§ WHAT YOU SHOULD DO: Only lines holding the word "Phong" are wanted from the records; copy all of them.
= = =
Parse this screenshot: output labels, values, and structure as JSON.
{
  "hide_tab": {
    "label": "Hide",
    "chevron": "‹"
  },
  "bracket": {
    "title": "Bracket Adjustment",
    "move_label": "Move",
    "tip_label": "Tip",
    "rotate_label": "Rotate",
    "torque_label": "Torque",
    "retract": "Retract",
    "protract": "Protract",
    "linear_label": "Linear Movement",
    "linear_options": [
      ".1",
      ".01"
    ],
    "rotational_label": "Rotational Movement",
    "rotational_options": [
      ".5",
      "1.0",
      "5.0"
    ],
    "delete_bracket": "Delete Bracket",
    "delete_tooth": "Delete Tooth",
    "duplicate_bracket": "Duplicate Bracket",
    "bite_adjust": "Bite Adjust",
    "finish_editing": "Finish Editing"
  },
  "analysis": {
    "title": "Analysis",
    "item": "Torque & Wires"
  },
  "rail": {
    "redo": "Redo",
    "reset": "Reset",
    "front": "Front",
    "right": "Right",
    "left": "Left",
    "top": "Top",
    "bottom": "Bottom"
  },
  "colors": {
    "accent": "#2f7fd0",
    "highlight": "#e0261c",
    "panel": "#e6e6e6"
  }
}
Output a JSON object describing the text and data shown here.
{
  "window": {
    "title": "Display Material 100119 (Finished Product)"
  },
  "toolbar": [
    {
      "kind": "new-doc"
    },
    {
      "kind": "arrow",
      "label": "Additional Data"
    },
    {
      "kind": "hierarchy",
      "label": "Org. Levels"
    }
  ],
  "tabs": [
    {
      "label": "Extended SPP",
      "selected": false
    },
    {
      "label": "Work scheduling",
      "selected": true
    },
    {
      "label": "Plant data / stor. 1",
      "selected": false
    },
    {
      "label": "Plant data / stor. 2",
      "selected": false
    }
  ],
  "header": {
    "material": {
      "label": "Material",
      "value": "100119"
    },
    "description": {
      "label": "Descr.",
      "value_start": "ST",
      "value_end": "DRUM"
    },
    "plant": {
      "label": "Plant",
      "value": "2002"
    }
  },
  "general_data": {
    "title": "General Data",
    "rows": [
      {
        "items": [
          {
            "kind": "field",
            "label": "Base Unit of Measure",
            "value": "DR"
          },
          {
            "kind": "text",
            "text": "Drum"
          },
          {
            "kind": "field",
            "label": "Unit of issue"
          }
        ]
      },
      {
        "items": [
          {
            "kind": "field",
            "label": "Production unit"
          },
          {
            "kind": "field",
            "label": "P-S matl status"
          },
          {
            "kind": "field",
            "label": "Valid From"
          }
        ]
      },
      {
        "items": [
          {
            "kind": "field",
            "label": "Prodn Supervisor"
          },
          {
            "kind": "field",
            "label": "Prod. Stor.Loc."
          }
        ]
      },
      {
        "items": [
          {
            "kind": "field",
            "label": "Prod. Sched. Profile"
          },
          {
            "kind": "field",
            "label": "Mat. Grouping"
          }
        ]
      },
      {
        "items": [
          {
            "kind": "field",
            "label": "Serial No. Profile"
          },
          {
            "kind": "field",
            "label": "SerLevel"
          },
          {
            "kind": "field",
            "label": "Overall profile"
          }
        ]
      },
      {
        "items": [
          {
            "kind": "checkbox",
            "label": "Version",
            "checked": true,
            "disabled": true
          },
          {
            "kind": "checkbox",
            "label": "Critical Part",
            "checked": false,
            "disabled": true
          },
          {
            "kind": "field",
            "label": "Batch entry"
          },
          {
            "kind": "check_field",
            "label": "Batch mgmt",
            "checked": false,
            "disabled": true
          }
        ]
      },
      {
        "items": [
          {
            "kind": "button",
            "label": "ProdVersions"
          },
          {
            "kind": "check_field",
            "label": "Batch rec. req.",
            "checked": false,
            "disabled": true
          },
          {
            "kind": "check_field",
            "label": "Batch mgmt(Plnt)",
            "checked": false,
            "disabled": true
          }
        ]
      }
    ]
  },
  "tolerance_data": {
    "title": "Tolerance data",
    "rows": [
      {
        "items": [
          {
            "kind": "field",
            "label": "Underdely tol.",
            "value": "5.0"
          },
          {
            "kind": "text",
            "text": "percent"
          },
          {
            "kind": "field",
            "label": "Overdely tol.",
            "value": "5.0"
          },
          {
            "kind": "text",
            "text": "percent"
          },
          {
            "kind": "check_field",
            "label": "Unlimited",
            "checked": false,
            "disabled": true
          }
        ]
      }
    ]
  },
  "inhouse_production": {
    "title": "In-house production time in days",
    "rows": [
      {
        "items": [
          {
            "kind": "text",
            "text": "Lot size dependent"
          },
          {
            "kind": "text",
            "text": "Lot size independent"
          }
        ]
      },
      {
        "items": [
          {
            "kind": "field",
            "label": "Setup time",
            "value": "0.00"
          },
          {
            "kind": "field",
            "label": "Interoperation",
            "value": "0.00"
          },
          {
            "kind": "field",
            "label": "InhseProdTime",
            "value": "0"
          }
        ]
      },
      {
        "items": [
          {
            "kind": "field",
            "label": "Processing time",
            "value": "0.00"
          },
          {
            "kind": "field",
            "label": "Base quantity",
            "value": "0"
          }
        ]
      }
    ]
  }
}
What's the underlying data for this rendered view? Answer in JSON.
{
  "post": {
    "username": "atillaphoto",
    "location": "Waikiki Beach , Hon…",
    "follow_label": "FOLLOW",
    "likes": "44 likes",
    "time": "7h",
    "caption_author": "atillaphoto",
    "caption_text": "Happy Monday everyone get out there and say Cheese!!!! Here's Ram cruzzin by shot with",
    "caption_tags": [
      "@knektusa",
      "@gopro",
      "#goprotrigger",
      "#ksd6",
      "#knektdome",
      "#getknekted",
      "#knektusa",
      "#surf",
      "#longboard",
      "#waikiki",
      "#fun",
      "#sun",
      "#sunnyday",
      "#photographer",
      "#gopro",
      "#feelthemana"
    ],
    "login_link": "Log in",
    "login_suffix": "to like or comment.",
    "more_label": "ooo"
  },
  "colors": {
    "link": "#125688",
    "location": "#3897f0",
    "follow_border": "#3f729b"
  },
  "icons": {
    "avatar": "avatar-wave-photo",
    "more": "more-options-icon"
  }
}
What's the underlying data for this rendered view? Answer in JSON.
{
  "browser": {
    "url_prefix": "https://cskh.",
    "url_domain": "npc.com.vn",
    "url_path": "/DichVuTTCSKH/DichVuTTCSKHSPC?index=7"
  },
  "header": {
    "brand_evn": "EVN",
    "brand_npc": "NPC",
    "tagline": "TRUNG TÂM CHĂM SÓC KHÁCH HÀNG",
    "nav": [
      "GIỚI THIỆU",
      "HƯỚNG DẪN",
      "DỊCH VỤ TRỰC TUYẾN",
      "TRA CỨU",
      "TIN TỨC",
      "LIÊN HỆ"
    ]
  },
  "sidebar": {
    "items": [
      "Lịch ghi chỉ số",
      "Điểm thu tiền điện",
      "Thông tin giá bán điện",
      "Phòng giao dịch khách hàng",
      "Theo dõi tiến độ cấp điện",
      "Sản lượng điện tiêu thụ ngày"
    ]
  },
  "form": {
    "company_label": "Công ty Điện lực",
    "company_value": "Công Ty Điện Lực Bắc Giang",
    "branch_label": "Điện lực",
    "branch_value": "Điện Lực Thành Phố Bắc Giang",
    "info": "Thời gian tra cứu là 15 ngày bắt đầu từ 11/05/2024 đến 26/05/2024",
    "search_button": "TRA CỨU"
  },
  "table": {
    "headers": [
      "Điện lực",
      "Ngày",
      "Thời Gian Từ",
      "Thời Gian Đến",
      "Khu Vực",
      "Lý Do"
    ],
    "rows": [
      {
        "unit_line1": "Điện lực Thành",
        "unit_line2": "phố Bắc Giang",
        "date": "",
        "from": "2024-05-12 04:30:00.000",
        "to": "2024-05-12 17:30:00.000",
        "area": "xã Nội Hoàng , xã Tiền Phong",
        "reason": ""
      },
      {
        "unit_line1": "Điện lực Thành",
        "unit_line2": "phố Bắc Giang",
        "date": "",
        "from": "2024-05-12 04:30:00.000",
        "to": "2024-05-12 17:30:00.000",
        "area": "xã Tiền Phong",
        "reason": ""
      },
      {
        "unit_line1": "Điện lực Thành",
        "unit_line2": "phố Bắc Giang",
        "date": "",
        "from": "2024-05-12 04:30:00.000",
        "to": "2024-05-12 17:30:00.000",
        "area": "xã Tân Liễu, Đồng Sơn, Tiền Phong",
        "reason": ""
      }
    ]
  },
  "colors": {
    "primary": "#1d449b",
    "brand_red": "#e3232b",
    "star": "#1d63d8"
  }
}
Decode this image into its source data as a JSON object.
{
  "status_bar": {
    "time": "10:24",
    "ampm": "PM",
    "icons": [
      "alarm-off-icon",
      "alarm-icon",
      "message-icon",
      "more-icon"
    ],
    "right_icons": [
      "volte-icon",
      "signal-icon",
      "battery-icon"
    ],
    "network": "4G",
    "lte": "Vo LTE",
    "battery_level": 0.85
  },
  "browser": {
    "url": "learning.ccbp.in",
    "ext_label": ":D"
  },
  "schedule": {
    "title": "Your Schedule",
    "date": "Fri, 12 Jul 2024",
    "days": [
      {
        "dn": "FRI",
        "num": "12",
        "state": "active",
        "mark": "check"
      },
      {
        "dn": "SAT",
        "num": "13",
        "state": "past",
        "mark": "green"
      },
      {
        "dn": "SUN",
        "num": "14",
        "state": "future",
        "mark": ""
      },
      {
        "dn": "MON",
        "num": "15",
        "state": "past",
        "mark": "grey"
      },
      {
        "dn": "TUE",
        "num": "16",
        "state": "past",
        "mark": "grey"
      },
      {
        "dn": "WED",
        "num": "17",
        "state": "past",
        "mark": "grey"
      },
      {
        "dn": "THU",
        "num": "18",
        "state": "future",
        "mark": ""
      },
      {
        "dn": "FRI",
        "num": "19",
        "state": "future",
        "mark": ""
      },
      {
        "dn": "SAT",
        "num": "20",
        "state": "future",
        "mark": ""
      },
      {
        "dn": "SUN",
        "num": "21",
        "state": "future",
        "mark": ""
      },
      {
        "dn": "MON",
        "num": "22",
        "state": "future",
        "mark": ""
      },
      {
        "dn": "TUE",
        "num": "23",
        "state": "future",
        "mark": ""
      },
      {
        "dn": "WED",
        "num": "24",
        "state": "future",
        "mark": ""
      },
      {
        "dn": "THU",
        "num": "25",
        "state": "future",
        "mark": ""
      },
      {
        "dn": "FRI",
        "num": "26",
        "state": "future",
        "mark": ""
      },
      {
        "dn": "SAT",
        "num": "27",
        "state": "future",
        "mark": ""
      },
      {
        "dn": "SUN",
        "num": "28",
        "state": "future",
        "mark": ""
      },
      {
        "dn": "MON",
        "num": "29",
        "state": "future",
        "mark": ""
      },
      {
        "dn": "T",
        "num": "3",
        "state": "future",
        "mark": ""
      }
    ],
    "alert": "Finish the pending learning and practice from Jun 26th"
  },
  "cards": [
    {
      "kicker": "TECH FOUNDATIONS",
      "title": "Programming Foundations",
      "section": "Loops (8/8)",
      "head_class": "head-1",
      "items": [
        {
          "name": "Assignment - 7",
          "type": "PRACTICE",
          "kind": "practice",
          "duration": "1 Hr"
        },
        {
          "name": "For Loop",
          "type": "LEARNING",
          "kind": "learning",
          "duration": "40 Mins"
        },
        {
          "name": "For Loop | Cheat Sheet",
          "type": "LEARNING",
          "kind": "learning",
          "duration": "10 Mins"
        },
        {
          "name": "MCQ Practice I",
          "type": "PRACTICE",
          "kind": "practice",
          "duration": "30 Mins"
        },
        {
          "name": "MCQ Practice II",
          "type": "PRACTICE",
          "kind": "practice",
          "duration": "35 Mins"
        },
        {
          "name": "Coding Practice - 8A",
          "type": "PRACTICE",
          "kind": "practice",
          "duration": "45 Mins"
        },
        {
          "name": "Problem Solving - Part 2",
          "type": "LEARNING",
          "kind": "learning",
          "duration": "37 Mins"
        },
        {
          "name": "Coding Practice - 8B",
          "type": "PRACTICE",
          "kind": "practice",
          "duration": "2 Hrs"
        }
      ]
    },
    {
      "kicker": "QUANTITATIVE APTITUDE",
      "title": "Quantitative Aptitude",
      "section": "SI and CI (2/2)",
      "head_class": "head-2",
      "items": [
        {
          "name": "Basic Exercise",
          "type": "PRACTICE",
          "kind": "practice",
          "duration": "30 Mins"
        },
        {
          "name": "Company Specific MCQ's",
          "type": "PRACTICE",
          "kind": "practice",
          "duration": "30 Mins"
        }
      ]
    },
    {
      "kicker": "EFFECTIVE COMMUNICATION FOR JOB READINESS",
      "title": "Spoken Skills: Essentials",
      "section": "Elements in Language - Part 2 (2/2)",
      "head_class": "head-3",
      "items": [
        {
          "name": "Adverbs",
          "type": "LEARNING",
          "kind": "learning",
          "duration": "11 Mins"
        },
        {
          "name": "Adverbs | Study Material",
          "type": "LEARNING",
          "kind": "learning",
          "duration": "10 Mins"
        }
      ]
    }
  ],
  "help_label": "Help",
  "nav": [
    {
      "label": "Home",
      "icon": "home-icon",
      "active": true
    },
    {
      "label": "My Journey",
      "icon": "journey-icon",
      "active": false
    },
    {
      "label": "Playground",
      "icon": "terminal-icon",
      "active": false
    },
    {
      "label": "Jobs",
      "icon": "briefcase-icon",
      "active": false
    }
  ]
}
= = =
§ SOLUTION FOR THIS EXERCISE:
        "area": "xã Nội Hoàng , xã Tiền Phong",
        "area": "xã Tiền Phong",
        "area": "xã Tân Liễu, Đồng Sơn, Tiền Phong",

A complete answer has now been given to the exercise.